Putin issues chilling warning on rising nuclear war threat
MOSCOW (AP) — Russian President Vladimir Putin issued a chilling warning Thursday about the rising threat of a nuclear war, saying "it could lead to the destruction of civilization as a whole and maybe even our planet."
Speaking at his annual news conference, Putin pointed at the U.S. intention to withdraw from the 1987 Intermediate-Range Nuclear Forces, or INF, Treaty. He said that if the U.S. puts intermediate-range missiles in Europe, Russia will be forced to take countermeasures.
"We are witnessing the breakup of the arms control system," Putin said, noting the U.S. plan to opt out of the INF Treaty and its reluctance to negotiate the extension of the New START agreement.
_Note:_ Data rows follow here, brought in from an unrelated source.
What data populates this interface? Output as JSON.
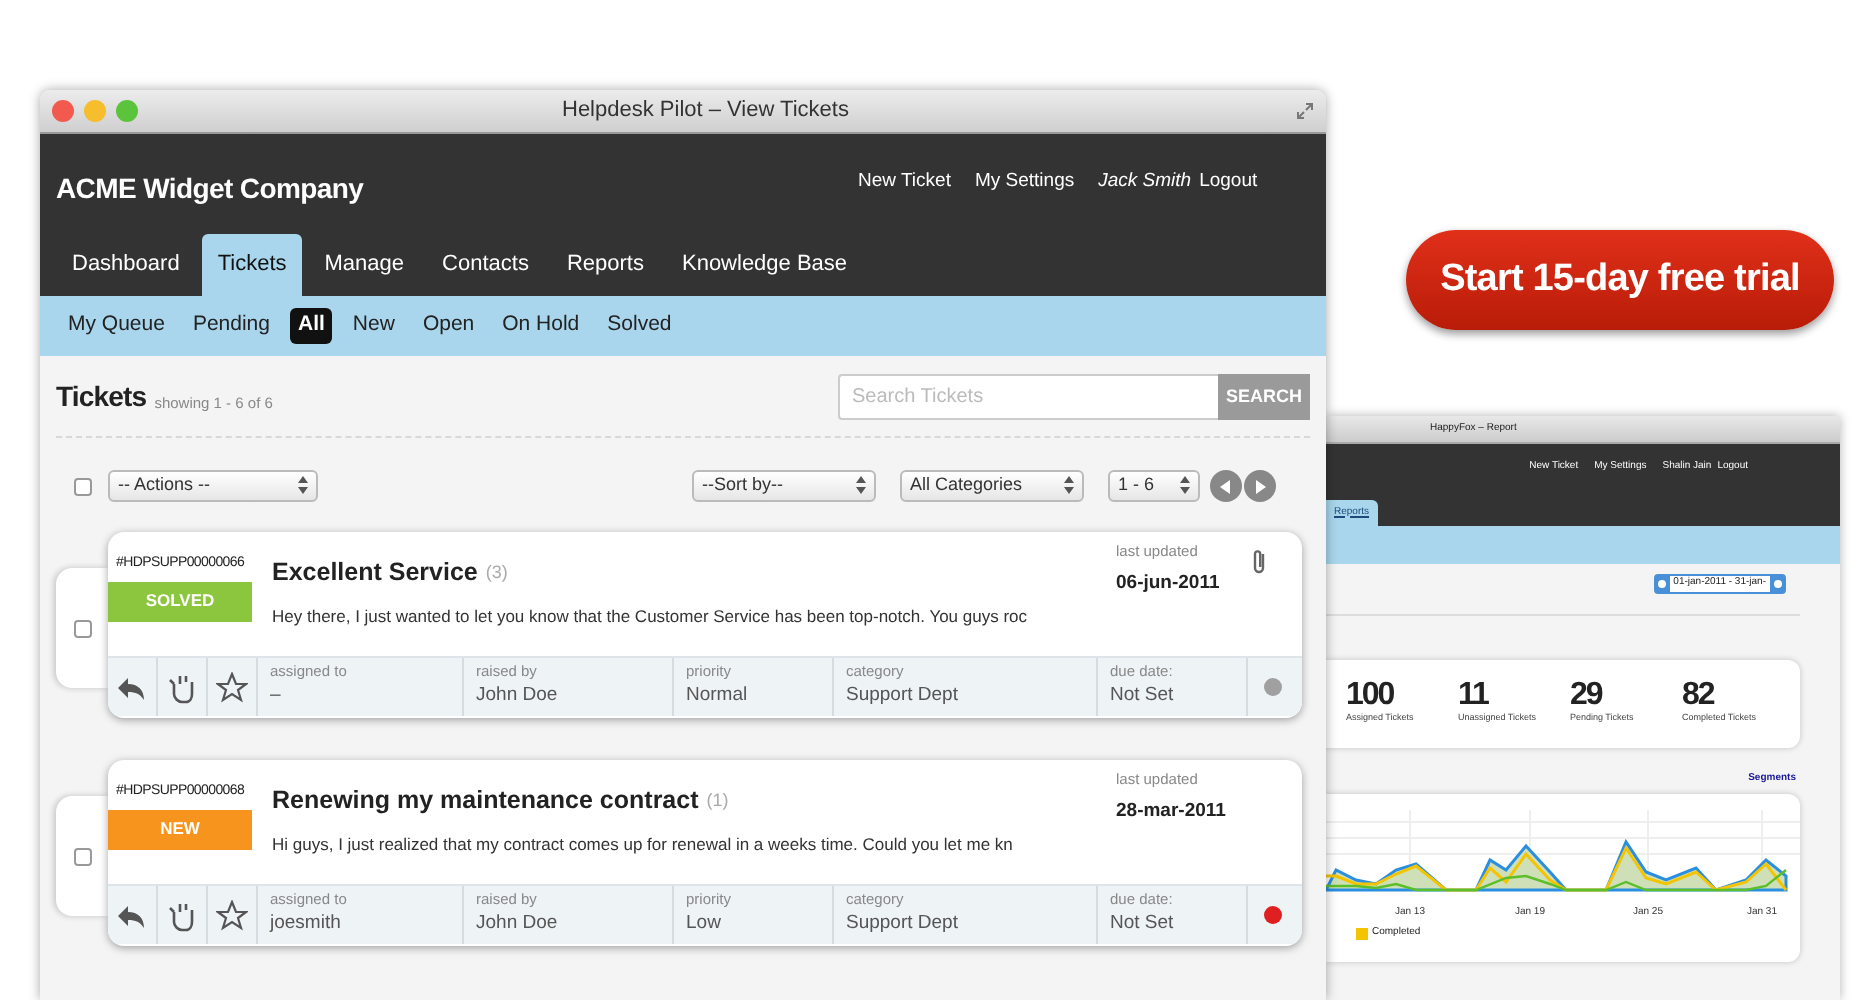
{
  "trial_button": {
    "label": "Start 15-day free trial"
  },
  "main_window": {
    "title": "Helpdesk Pilot – View Tickets",
    "brand": "ACME Widget Company",
    "header_links": [
      {
        "kind": "link",
        "label": "New Ticket"
      },
      {
        "kind": "link",
        "label": "My Settings"
      },
      {
        "kind": "user",
        "label": "Jack Smith"
      },
      {
        "kind": "link",
        "label": "Logout"
      }
    ],
    "tabs": [
      {
        "label": "Dashboard",
        "selected": false
      },
      {
        "label": "Tickets",
        "selected": true
      },
      {
        "label": "Manage",
        "selected": false
      },
      {
        "label": "Contacts",
        "selected": false
      },
      {
        "label": "Reports",
        "selected": false
      },
      {
        "label": "Knowledge Base",
        "selected": false
      }
    ],
    "subtabs": [
      {
        "label": "My Queue",
        "selected": false
      },
      {
        "label": "Pending",
        "selected": false
      },
      {
        "label": "All",
        "selected": true
      },
      {
        "label": "New",
        "selected": false
      },
      {
        "label": "Open",
        "selected": false
      },
      {
        "label": "On Hold",
        "selected": false
      },
      {
        "label": "Solved",
        "selected": false
      }
    ],
    "heading": "Tickets",
    "showing": "showing 1 - 6 of 6",
    "search": {
      "placeholder": "Search Tickets",
      "button": "SEARCH"
    },
    "select_all": {
      "checked": false
    },
    "actions": "-- Actions --",
    "sort": "--Sort by--",
    "category": "All Categories",
    "range": "1 - 6",
    "tickets": [
      {
        "id": "#HDPSUPP00000066",
        "status": {
          "label": "SOLVED",
          "color": "#8cc63f"
        },
        "title": "Excellent Service",
        "count": "(3)",
        "excerpt": "Hey there, I just wanted to let you know that the Customer Service has been top-notch. You guys roc",
        "updated_label": "last updated",
        "updated": "06-jun-2011",
        "attachment": true,
        "checked": false,
        "fields": [
          {
            "label": "assigned to",
            "value": "–"
          },
          {
            "label": "raised by",
            "value": "John Doe"
          },
          {
            "label": "priority",
            "value": "Normal"
          },
          {
            "label": "category",
            "value": "Support Dept"
          },
          {
            "label": "due date:",
            "value": "Not Set"
          }
        ],
        "dot": {
          "color": "#a0a0a0"
        }
      },
      {
        "id": "#HDPSUPP00000068",
        "status": {
          "label": "NEW",
          "color": "#f7941d"
        },
        "title": "Renewing my maintenance contract",
        "count": "(1)",
        "excerpt": "Hi guys, I just realized that my contract comes up for renewal in a weeks time. Could you let me kn",
        "updated_label": "last updated",
        "updated": "28-mar-2011",
        "attachment": false,
        "checked": false,
        "fields": [
          {
            "label": "assigned to",
            "value": "joesmith"
          },
          {
            "label": "raised by",
            "value": "John Doe"
          },
          {
            "label": "priority",
            "value": "Low"
          },
          {
            "label": "category",
            "value": "Support Dept"
          },
          {
            "label": "due date:",
            "value": "Not Set"
          }
        ],
        "dot": {
          "color": "#e02020"
        }
      }
    ]
  },
  "report_window": {
    "title": "HappyFox – Report",
    "header_links": [
      "New Ticket",
      "My Settings",
      "Shalin Jain",
      "Logout"
    ],
    "tabs": [
      {
        "label": "Reports",
        "selected": true
      }
    ],
    "date_range": "01-jan-2011 - 31-jan-",
    "stats": [
      {
        "value": "100",
        "label": "Assigned Tickets"
      },
      {
        "value": "11",
        "label": "Unassigned Tickets"
      },
      {
        "value": "29",
        "label": "Pending Tickets"
      },
      {
        "value": "82",
        "label": "Completed Tickets"
      }
    ],
    "segments_link": "Segments",
    "chart": {
      "x_labels": [
        "Jan 13",
        "Jan 19",
        "Jan 25",
        "Jan 31"
      ],
      "legend": [
        {
          "label": "Completed",
          "checked": true,
          "color": "#f5c400"
        }
      ]
    }
  }
}
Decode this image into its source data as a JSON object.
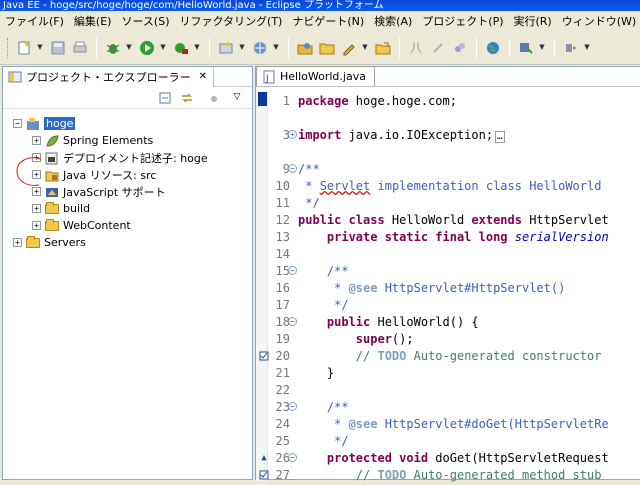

He also noted that Western analysts are talking about the possibility of using low-yield nuclear weapons.
"There is a trend of lowering the threshold" of using nuclear weapons, Putin said. "Lowering the threshold could lead to a global nuclear catastrophe."
"We will have to ensure our security," he said. "And they shouldn't squeak later about us gaining unilateral advantages. We aren't seeking advantages, we are trying to preserve the balance and ensure our security."
Putin also emphasized that the U.S. is pondering the use of ballistic missiles with conventional warheads, saying that the launch of such a missile could be mistaken for the launch of a nuclear-tipped one and trigger a global catastrophe.
"If that happens, it could lead to the destruction of the entire civilization and may be even our planet," he said.
Putin also noted that the U.S. appears to show little interest in extending the New START nuclear arms reduction treaty, which expires in 2021.
"You aren't interested, you don't need it? OK, we know how to ensure our security," he said.
On the economy, Putin hailed another year of Russian growth after a previous period of stagnation.
Russia's gross domestic product is set to grow by 1.8 percent this year, while industrial output has grown faster at 3 percent, he said.
The Russian president noted that the nation's hard currency reserves have increased from $432 billion at the start of the year to $464 billion now.
The positive statistics follow a difficult period in recent years when Russia's economy has suffered a combined blow of low oil prices and Western sanctions.
Russia's economy registered 1.5-percent growth last year following the two-year stagnation.
Putin pledged that the government will create incentives to speed up growth.